Advice for Twin Cities home buyers
The inventory situation is not liking to improve any time soon. Have your pre-approval in your hand and move fast if you want to buy a home. Another option is to buy a fixer up and renovate it into your dream home. There is less competition for dated homes and in need of TLC.
Advice for Twin Cities home sellers
I repeat what I said earlier. If you decide to sell, don’t just throw your home out there as is. Showing your home to the best advantage still matters regarding how fast you sell and the offer price.
Trending: Historically Low-Interest Rates
Rates for home loans have fallen below 3% and are the lowest since Freddie Mac started tracking them in 1971. The loan cost of borrowing to buy a home right now is a big deal and one of the reasons demand is so strong. According to financial analysts and economists, rates should remain historically low into the coming year.
Tips for MN buyers
With interest rates so low, consider the possibility of taking out a fifteen-year mortgage instead of a conventional 30-year loan. Not only will you pay thousands less in interest, but you will also own your home outright in fifteen years or sooner if you pay extra on your principal.
Tips for MN sellers
If you have been waiting for the perfect time to sell your home and either buy a move-up house or a retirement property, this might be your best opportunity. Once rates bottom out and then start to rise again, it is bound to hurt demand and push prices down as well.
Trending: Rising Home Values
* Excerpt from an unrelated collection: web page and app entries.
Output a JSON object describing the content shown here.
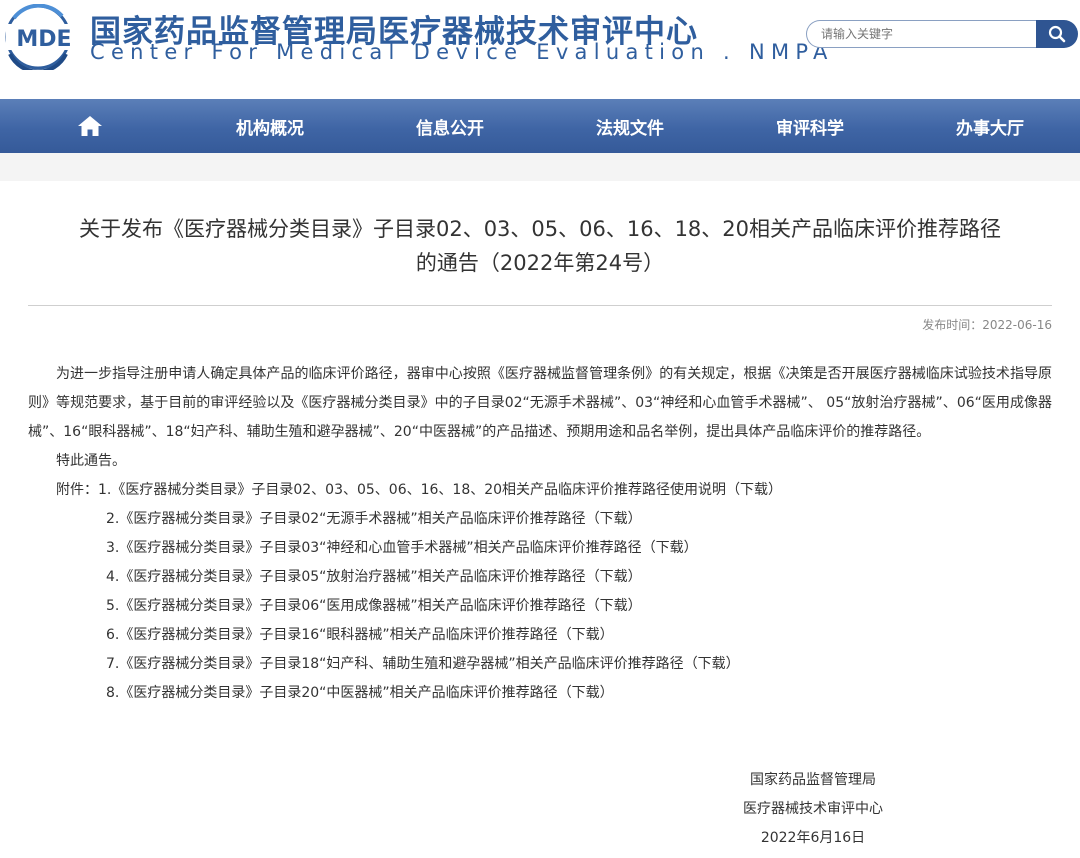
{
  "header": {
    "logo_text": "MDE",
    "title_cn": "国家药品监督管理局医疗器械技术审评中心",
    "title_en": "Center For Medical Device Evaluation . NMPA",
    "search_placeholder": "请输入关键字",
    "colors": {
      "brand": "#2f5e9e",
      "nav": "#3f65a5"
    }
  },
  "nav": {
    "home_icon": "home-icon",
    "items": [
      "机构概况",
      "信息公开",
      "法规文件",
      "审评科学",
      "办事大厅"
    ]
  },
  "article": {
    "title_line1": "关于发布《医疗器械分类目录》子目录02、03、05、06、16、18、20相关产品临床评价推荐路径",
    "title_line2": "的通告（2022年第24号）",
    "pub_label": "发布时间：",
    "pub_date": "2022-06-16",
    "body": "为进一步指导注册申请人确定具体产品的临床评价路径，器审中心按照《医疗器械监督管理条例》的有关规定，根据《决策是否开展医疗器械临床试验技术指导原则》等规范要求，基于目前的审评经验以及《医疗器械分类目录》中的子目录02“无源手术器械”、03“神经和心血管手术器械”、 05“放射治疗器械”、06“医用成像器械”、16“眼科器械”、18“妇产科、辅助生殖和避孕器械”、20“中医器械”的产品描述、预期用途和品名举例，提出具体产品临床评价的推荐路径。",
    "notice": "特此通告。",
    "attachments_label": "附件：",
    "download_label": "（下载）",
    "attachments": [
      "1.《医疗器械分类目录》子目录02、03、05、06、16、18、20相关产品临床评价推荐路径使用说明",
      "2.《医疗器械分类目录》子目录02“无源手术器械”相关产品临床评价推荐路径",
      "3.《医疗器械分类目录》子目录03“神经和心血管手术器械”相关产品临床评价推荐路径",
      "4.《医疗器械分类目录》子目录05“放射治疗器械”相关产品临床评价推荐路径",
      "5.《医疗器械分类目录》子目录06“医用成像器械”相关产品临床评价推荐路径",
      "6.《医疗器械分类目录》子目录16“眼科器械”相关产品临床评价推荐路径",
      "7.《医疗器械分类目录》子目录18“妇产科、辅助生殖和避孕器械”相关产品临床评价推荐路径",
      "8.《医疗器械分类目录》子目录20“中医器械”相关产品临床评价推荐路径"
    ],
    "signature": {
      "org1": "国家药品监督管理局",
      "org2": "医疗器械技术审评中心",
      "date": "2022年6月16日"
    }
  }
}
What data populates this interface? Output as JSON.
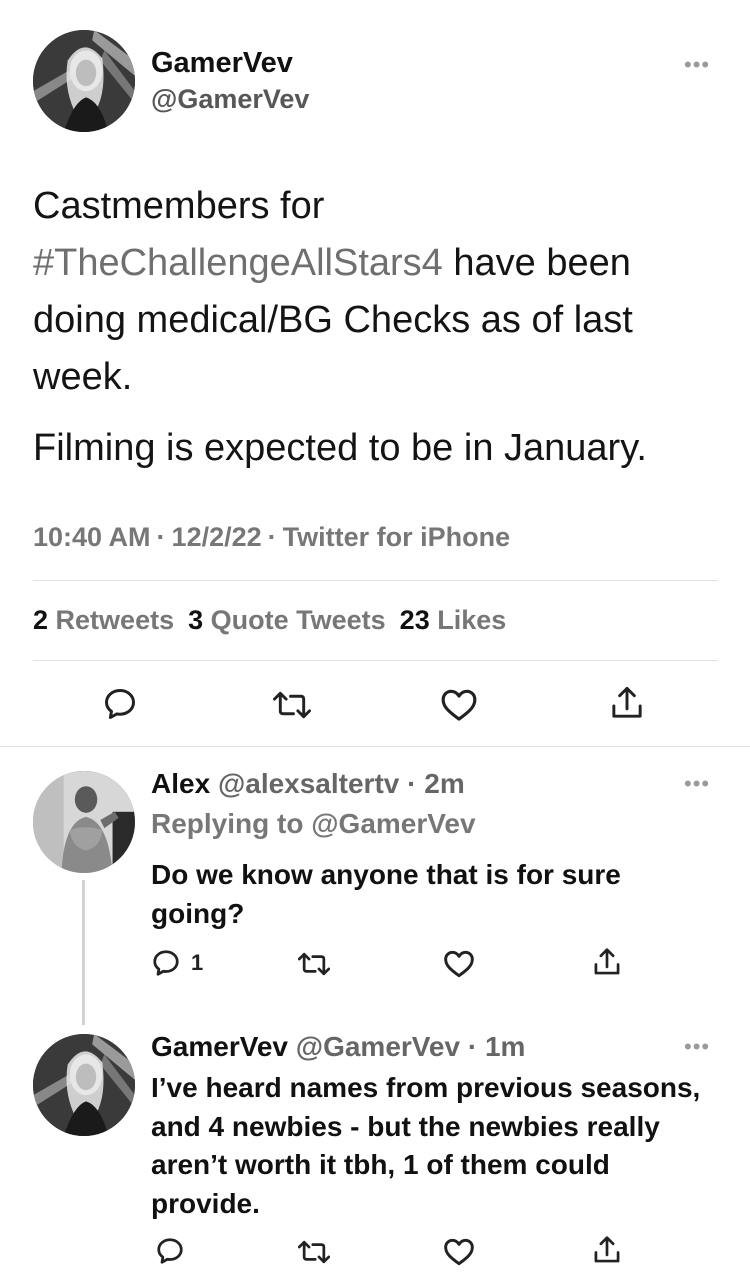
{
  "main_tweet": {
    "display_name": "GamerVev",
    "handle": "@GamerVev",
    "more_icon": "more-horizontal-icon",
    "text_line1_before": "Castmembers for",
    "hashtag": "#TheChallengeAllStars4",
    "text_line2_after": " have been",
    "text_rest": "doing medical/BG Checks as of last week.",
    "text_paragraph2": "Filming is expected to be in January.",
    "time": "10:40 AM",
    "date": "12/2/22",
    "source": "Twitter for iPhone",
    "sep": "·",
    "stats": {
      "retweets_count": "2",
      "retweets_label": "Retweets",
      "quotes_count": "3",
      "quotes_label": "Quote Tweets",
      "likes_count": "23",
      "likes_label": "Likes"
    },
    "actions": [
      "reply-icon",
      "retweet-icon",
      "like-icon",
      "share-icon"
    ]
  },
  "replies": [
    {
      "display_name": "Alex",
      "handle": "@alexsaltertv",
      "sep": "·",
      "age": "2m",
      "replying_prefix": "Replying to",
      "replying_to": "@GamerVev",
      "text": "Do we know anyone that is for sure going?",
      "reply_count": "1"
    },
    {
      "display_name": "GamerVev",
      "handle": "@GamerVev",
      "sep": "·",
      "age": "1m",
      "text": "I’ve heard names from previous seasons, and 4 newbies - but the newbies really aren’t worth it tbh, 1 of them could provide."
    }
  ],
  "colors": {
    "text": "#141414",
    "muted": "#777777",
    "hashtag": "#6f6f6f",
    "divider": "#e1e1e1"
  }
}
While the early days of the COVID-19 pandemic exerted downward pressure on home prices, that trend is over. If we look at median home prices in the Twin Cities for July, we see an increase of 5.5 percent over those in July of 2019, while nationally, that figure was 8.5 percent at $304,100. It’s also significant to note that the median price for homes in the US went over $300,000 for the first time.
Low-interest rates may offset the rising cost of homes. It’s a safe bet that property values will continue to rise into 2021 as long as the cost of borrowing remains so attractive. The sooner you buy, the sooner you start building equity. If you’re in a position to make a move now, do it, but pay attention to your budget. Don’t throw all caution aside and pay more for your home than you planned.
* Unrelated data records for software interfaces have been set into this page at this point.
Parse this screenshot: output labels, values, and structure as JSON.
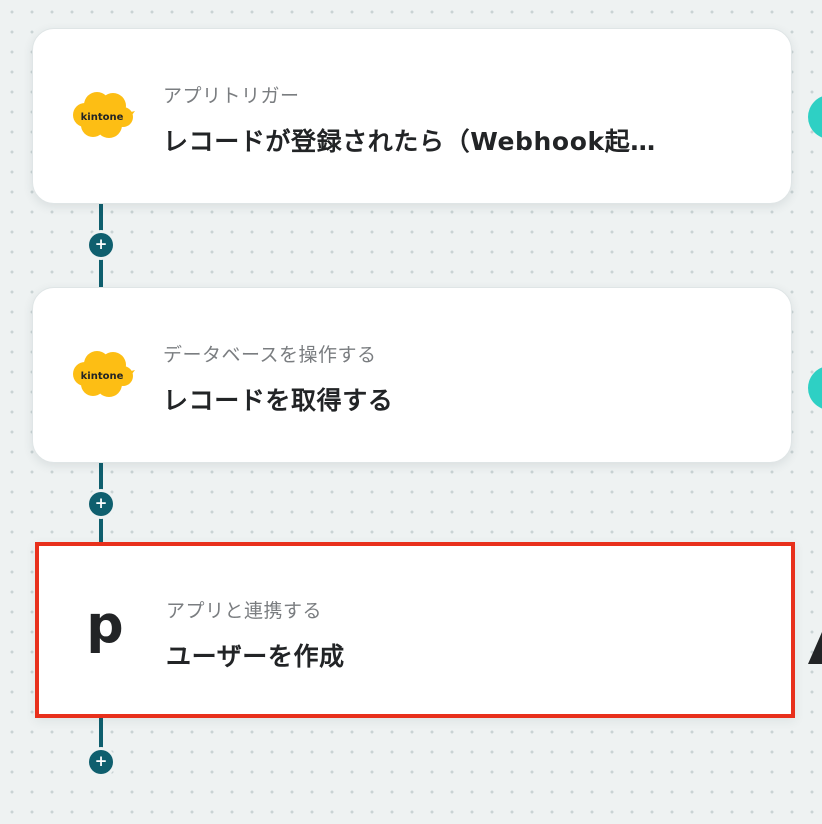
{
  "flow": {
    "steps": [
      {
        "category": "アプリトリガー",
        "title": "レコードが登録されたら（Webhook起…",
        "app_icon": "kintone-logo",
        "app_label": "kintone"
      },
      {
        "category": "データベースを操作する",
        "title": "レコードを取得する",
        "app_icon": "kintone-logo",
        "app_label": "kintone"
      },
      {
        "category": "アプリと連携する",
        "title": "ユーザーを作成",
        "app_icon": "p-logo",
        "app_label": "p",
        "selected": true
      }
    ],
    "add_button_icon": "plus-icon",
    "colors": {
      "connector": "#0f5f6e",
      "selection_border": "#e8301c",
      "kintone_yellow": "#fdbe14",
      "side_node": "#2ed0c4",
      "background": "#eef2f2"
    }
  }
}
Home seller tips
If you have decided now is the time to sell, don’t mistake over-pricing your home. Request that your listing agent does a market analysis of comparable homes and suggests a selling price. Be honest when you make a comparison. And I can’t emphasize enough that if you want the best price, prepare to show your home at its best.